Benjamin Wittes, Cody Poplin, Quinta Jurecic, and Clara Spera released their major new reports on "sextortion."
Cody Poplin featured Wittes’s online webcast discussing the new sextortion research.
Ben later commented on the relationship between sextortion and cybersecurity and said that it is a great mistake not to think of the problem in cybersecurity terms. He also flagged the interaction between sextortion and the “going dark” debate.
This week, Zachary Goldman and Samuel Rascoff’s featured their new book Global Intelligence Oversight: Governing Security in the Twenty-First Century.
Lawfare held a mini-forum on Global Intelligence Oversight with some of the book's contributors discussing their chapters. Ashley Deeks started the forum and discussed the constraints and structural limits that peer intelligence services of foreign states can put on the intelligence work of their counterparts.
Keiran Hardy and George Williams reviewed executive oversight of intelligence agencies in Australia.
Christopher Kojm analyzed global changes and megatrends and the implications for intelligence and its oversight.
Jane Harman examined why intelligence oversight matters and how Congress is a key player.
And finally, Russell Miller looked at the operational chaos of German intelligence.
Turning to topics related to foreign affairs, in Sunday’s Foreign Policy Essay, Carol Saivetz analyzed Russia’s pullout from Syria and pointed out that Moscow is more involved in Syria than it likes to admit.
Ammar Abdulhamid argued that Saudi Arabia should seek normalization with Israel in order to pave the road towards peace.
Aurel Sari took a look at the U.K. Parliament’s Joint Committee on Human Rights's recent report on drones.
Robert Chesney flagged Belgium’s recent decision to strike Islamic State targets in both Iraq and Syria and questioned if this meant more support for the unwilling or unable test.
Suzanne Maloney questioned whether it was the Obama administration or the Ben Rhodes’ profile that misled America on the Iran Deal.
Julian Ku commented on the United States’ latest “freedom of navigation” operation in the South China Sea.
Chris Mirasola released the newest edition of Water Wars, featuring the known and unknowns in the South China Sea.
John Bellinger commented on the proposed legislation to micromanage the National Security Council and indicated that it raises constitutional and political concerns.
Rebecca Ingber examined the ISIS lawsuit and the perverse effects of national security litigation.

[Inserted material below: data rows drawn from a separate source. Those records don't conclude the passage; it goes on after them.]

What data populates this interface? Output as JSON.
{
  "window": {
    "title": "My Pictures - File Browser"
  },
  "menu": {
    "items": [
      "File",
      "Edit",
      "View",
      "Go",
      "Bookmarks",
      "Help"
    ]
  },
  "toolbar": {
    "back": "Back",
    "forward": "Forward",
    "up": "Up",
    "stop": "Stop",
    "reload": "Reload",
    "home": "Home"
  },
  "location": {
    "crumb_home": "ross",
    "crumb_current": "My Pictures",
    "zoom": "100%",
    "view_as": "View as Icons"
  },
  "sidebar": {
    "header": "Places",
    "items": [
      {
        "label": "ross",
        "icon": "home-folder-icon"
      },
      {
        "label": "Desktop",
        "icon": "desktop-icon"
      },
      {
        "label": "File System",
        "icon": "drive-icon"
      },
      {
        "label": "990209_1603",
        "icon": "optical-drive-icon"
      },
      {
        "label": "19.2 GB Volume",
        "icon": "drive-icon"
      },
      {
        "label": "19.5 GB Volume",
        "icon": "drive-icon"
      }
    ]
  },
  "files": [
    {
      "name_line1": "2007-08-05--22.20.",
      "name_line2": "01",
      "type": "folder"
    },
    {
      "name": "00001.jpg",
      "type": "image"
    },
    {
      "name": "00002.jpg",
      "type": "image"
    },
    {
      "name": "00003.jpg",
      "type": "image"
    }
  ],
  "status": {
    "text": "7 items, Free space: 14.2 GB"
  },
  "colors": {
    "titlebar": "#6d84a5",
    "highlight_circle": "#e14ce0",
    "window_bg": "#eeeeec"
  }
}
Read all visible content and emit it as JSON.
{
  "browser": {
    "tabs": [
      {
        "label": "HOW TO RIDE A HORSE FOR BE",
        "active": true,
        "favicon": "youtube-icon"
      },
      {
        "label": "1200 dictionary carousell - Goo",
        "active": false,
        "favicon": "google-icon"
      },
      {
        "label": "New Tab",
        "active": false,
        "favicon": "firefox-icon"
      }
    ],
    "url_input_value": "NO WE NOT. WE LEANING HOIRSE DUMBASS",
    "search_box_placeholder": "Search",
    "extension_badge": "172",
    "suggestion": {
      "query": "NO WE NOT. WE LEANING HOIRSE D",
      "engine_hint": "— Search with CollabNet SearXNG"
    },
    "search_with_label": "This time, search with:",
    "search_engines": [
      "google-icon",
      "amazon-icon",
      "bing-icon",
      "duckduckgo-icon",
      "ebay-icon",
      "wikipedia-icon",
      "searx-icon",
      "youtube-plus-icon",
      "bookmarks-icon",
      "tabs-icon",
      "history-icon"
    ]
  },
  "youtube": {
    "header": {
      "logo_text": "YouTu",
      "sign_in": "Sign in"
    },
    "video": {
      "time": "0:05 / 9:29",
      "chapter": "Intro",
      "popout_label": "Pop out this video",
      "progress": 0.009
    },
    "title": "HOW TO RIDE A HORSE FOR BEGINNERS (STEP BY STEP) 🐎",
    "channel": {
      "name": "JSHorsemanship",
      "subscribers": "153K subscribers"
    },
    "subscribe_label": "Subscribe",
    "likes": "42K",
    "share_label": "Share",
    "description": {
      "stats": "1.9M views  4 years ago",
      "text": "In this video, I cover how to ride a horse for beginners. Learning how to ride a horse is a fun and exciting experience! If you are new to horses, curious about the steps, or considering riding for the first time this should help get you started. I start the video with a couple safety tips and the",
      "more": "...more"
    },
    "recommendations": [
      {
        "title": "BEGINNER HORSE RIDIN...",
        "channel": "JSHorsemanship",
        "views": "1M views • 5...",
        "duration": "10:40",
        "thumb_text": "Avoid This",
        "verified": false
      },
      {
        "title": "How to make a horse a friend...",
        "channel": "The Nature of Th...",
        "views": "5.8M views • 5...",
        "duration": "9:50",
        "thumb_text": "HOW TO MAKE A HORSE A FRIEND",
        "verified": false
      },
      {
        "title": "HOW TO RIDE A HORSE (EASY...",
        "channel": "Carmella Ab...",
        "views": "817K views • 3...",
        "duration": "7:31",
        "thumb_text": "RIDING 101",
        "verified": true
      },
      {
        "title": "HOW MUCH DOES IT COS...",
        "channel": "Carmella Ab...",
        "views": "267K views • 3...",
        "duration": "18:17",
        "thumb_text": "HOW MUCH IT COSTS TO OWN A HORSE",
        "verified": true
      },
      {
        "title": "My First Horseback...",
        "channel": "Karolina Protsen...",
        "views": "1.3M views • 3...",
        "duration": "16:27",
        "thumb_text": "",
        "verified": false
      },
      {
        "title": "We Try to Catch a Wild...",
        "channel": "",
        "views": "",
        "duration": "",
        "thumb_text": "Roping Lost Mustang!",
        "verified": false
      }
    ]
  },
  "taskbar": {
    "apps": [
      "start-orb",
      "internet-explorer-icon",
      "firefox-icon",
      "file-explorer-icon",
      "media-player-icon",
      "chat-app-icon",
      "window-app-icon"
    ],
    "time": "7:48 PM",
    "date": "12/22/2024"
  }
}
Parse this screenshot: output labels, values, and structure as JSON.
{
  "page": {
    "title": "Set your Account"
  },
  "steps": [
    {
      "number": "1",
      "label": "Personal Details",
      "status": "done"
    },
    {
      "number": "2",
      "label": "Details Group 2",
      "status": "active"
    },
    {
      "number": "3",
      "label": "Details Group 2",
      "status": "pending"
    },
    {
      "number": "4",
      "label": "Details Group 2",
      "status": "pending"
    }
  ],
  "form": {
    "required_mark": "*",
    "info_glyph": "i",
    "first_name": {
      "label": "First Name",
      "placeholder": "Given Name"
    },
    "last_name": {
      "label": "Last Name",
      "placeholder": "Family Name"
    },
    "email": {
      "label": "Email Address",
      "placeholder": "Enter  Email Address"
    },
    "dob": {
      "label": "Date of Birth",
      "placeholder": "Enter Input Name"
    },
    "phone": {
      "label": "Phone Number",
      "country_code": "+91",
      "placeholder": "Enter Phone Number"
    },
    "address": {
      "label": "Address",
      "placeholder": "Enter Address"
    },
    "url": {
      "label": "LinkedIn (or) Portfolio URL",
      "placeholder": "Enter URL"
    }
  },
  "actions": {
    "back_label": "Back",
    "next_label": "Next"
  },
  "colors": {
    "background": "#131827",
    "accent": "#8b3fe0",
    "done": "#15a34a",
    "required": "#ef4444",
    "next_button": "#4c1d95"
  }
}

Paul Rosenzweig told us that the Intelligence Community thinks thinks the "Don't Panic" report is wrong on encryption. However, Susan Landau stated that the Office of the Director of National Intelligence “got it wrong” in reference to the “Don’t Panic” report.
Jake Laperruque and Joe Onek analyzed how a chain link fence can protect privacy in the age of “collect it all.”
Peter Margulies wrote that NSA officials appear to be taking James Madison's principles of checks and balances to heart.
Cody shared the Senate Judiciary Committee's hearing on "Oversight and Reauthorization of the FISA Amendments Act: The Balance Between National Security, Privacy and Civil Liberties."
Daniel Weitzner and the "Keys Under Doormats" crew provided a checklist for recognizing flaws in proposed “exceptional access” systems.
Stewart Baker issued the newest edition of the Steptoe Cyberlaw Podcast, featuring an interview with Orin Kerr.
Benjamin Wittes released the latest Rational Security, the “creeps and liars” edition, which includes a substantial discussion of the sextortion reports.
Finally, Jack Goldsmith shared an extraordinary story of Michael Ratner’s reaction to 9/11 following the news of Ratner’s death on Wednesday.
And that was the week that was.